■ EXERCISE AIM: Gather the lines from the material that contain "value".

*** Begin section ***

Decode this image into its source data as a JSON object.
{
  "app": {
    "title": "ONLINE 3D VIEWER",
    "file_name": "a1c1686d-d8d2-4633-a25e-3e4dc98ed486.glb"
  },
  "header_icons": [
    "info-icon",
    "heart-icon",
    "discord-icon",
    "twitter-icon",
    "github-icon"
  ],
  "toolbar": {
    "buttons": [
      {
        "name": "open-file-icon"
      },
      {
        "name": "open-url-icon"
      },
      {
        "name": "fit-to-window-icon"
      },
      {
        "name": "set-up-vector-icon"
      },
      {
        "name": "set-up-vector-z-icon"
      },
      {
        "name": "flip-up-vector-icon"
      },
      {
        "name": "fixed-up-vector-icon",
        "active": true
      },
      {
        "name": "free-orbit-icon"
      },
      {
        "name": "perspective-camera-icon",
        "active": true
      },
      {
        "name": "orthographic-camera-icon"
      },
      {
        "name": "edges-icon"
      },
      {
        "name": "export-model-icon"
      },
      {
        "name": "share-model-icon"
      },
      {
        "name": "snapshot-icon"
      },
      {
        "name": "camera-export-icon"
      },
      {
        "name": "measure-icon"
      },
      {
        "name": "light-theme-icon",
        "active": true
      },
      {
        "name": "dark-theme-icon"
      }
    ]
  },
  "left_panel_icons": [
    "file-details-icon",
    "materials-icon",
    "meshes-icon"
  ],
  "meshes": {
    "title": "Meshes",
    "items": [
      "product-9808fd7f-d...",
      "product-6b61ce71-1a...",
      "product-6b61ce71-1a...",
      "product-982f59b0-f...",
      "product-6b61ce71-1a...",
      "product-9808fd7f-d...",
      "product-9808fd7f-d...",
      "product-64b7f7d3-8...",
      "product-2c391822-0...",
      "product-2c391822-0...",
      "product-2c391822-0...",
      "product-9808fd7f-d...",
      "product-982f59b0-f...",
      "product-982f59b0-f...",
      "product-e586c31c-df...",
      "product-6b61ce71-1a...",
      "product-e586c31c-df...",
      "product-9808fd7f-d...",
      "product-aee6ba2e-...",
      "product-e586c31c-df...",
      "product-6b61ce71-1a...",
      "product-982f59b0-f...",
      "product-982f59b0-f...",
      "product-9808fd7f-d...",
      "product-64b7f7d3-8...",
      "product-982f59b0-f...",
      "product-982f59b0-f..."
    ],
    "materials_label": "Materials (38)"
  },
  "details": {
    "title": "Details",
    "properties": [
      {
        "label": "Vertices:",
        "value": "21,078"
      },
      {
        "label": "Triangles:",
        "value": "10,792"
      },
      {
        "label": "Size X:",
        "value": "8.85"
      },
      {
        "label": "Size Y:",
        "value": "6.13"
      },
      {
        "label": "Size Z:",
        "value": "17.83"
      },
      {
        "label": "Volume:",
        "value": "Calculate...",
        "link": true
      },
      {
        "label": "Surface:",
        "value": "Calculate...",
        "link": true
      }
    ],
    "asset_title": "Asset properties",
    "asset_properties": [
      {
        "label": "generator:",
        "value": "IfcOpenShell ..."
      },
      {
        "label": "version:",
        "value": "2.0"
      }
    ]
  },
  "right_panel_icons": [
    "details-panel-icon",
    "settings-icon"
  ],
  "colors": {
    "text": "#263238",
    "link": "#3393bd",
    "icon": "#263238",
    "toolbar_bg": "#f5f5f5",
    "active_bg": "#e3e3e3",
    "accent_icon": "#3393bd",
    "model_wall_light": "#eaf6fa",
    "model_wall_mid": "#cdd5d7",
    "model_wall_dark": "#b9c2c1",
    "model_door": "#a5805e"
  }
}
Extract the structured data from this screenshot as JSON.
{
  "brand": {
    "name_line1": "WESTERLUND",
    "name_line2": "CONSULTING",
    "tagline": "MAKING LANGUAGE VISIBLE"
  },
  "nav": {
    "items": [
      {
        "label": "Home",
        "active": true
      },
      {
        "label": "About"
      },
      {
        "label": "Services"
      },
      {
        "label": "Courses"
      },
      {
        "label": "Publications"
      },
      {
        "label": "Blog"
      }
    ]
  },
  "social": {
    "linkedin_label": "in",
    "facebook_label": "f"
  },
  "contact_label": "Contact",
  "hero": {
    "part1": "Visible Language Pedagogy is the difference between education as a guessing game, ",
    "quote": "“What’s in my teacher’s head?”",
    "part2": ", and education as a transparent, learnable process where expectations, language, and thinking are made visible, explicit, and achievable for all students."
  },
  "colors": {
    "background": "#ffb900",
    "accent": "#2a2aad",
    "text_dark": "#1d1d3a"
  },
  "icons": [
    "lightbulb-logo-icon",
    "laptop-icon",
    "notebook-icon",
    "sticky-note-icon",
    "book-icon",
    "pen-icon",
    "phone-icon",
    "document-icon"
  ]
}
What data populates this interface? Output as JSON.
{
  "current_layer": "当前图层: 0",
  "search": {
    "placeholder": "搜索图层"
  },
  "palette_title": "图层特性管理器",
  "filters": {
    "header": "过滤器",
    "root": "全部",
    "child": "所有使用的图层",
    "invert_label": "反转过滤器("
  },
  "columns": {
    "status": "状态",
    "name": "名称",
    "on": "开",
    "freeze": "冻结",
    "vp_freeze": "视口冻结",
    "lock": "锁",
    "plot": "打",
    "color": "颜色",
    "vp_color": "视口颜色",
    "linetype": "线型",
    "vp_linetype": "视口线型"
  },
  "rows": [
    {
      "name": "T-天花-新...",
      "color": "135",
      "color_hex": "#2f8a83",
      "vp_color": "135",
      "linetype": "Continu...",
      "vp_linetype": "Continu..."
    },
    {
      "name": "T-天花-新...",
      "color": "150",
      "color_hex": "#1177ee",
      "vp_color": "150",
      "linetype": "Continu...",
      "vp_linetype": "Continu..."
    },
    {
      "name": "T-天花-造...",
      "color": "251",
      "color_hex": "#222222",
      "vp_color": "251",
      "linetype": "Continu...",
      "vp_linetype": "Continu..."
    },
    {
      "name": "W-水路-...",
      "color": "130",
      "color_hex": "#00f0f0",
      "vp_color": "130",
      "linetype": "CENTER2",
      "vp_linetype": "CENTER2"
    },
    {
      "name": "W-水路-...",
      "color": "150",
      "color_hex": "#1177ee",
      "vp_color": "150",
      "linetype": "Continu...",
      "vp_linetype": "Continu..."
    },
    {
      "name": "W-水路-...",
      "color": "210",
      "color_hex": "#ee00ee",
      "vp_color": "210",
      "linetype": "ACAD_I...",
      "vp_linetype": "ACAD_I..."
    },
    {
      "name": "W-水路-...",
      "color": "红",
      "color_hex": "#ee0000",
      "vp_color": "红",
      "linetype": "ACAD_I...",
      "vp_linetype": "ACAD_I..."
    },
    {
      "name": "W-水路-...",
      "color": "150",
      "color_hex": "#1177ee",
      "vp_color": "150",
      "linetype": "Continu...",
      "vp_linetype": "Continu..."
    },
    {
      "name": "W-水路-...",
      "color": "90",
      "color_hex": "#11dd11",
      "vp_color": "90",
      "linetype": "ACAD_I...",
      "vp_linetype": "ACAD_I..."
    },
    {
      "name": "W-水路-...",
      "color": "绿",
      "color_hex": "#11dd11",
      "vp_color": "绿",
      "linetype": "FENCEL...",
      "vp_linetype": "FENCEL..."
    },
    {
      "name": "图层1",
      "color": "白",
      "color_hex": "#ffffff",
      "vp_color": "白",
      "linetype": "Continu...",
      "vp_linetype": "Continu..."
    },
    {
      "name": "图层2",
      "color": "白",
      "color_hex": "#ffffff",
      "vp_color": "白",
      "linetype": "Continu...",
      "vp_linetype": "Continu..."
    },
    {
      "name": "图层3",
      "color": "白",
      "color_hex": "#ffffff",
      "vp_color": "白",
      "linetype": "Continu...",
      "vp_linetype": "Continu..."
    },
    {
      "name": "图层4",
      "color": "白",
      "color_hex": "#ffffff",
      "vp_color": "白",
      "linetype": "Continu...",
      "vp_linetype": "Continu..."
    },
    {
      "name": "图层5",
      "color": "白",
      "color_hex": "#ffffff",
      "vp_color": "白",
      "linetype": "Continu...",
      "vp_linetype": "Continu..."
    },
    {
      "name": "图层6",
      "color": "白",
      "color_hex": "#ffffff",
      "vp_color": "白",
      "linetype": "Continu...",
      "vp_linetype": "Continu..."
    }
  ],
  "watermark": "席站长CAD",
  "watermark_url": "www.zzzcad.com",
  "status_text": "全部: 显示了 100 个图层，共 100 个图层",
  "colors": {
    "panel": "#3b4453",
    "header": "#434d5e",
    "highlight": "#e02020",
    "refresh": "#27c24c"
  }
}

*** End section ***

■ FINISHED TASK:
        "value": "21,078"
        "value": "10,792"
        "value": "8.85"
        "value": "6.13"
        "value": "17.83"
        "value": "Calculate...",
        "value": "Calculate...",
        "value": "IfcOpenShell ..."
        "value": "2.0"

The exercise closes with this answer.